Financial markets go up. But they also go down, as we have been painfully reminded in 2022.
Given what’s already occurred, I wanted to offer two recommendations. I suspect the following recommendations may seem at odds with one another, but they shouldn’t. I want to make the case for why that is.
So, here are my two recommendations: (1) Brace yourself for potentially more losses over the next few months, and (2) Even if losses stack up higher from here you likely don’t need to change your portfolio.
Let’s dissect each recommendation.
It probably goes without saying, but I’ll state it upfront and clearly: I have absolutely no clue what is going to happen in the market over the next year. It’s unpredictable. Plenty of people boldly proclaim to have the answers. They don’t. They’re just guessing with supreme overconfidence. Plain and simple, no one knows for sure.
Back in late November 2021, I wrote an article titled, “Get Ready for Losses.” The warning was about a month early from hitting the stock market peak. It was also pure luck that the timing was even close to correct.
In that article, I made the case that the stock market had been on an impressive winning streak and that it had to end sometime. So I suggested multiplying your account balance at the time by 90% or 80% to anticipate what your account would look like if your investments racked up losses of 10-20%.
Well, it happened. In fact, the U.S. stock market has lost a little more than 20% at this point.
You should brace yourself for more.
Again, that’s not a prediction. As investors, however, we must recognize that markets periodically have bouts of insanity. Markets don’t have to be rooted in reality or on fundamentals. Sometimes fear simply takes over, and that could happen this time. It’s possible stocks could fall another 25-35% from here. I hope they don’t – and I don’t think they will – but you should be prepared in case they do.
Which brings us to the second recommendation. Even if the market declines further from here, you probably shouldn’t alter your portfolio. Why? Because market insanity never lasts forever.
Admittedly, that doesn’t make enduring those timeframes any easier as an investor. But expecting the worst, while hoping for the best, is a useful frame of mind for investors.
Now, some of you may be saying, “That’s fine advice for young investors, but I’m about to retire,” or, “I’m in retirement and need this money to live on – what about me?”
Great question. I offer the same answer. You probably don’t need to change anything.

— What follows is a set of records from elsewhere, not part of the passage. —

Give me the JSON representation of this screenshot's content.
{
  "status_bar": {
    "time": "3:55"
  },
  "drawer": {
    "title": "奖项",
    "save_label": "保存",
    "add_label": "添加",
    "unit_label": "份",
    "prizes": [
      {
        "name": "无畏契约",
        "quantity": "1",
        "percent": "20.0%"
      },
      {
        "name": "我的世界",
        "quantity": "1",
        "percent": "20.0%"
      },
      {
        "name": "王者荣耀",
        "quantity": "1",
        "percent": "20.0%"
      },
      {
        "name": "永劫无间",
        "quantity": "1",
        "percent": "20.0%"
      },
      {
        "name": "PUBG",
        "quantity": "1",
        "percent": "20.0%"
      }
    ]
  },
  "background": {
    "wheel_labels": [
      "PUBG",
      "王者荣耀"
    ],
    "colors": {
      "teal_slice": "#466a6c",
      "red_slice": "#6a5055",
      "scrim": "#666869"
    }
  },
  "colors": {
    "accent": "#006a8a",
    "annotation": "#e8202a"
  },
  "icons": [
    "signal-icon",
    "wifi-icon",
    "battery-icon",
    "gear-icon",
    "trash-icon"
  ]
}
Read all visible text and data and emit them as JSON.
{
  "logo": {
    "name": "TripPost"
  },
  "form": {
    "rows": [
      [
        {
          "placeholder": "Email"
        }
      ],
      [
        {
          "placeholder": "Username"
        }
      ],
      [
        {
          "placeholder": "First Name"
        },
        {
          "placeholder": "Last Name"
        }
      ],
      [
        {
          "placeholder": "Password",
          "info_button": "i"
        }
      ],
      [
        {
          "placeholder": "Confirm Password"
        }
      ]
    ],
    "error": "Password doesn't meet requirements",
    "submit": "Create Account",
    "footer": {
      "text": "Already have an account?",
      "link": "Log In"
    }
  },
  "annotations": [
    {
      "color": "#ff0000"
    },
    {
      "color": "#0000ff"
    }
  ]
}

That advice is predicated on one very big assumption, which is that you have ample funds set aside in reasonably conservative investments that will cover your spending needs over the next three to five years. Investment grade bonds or Treasury bonds, despite their losses this year, are fine examples of reasonably conservative investments. So are CDs or a savings account, or even cash in a checking account.
The key thing to understand is that market fluctuations only hurt you if you must sell investments at significant losses to fund your current or upcoming spending needs. Aside from that, losses truly don’t have to mean anything to investors – even when you’re in retirement. Keep in mind, you aren’t looking to spend your entire retirement savings in year one of retirement, or year two, three, or four. That gives your portfolio time to recover.
As long as you have a solid foundation of reasonably conservative investments that are available to cover your expected expenses over the next few years, the fact that the market is having a temporary temper tantrum doesn’t impact your portfolio in any meaningful way.
Remember, good investing doesn’t entail avoiding losses, even painful ones like today. Good investing necessitates expecting the worst and having a plan to stay invested if the worst transpires.
It may get worse before it gets better. But it always gets better. This time will be no different.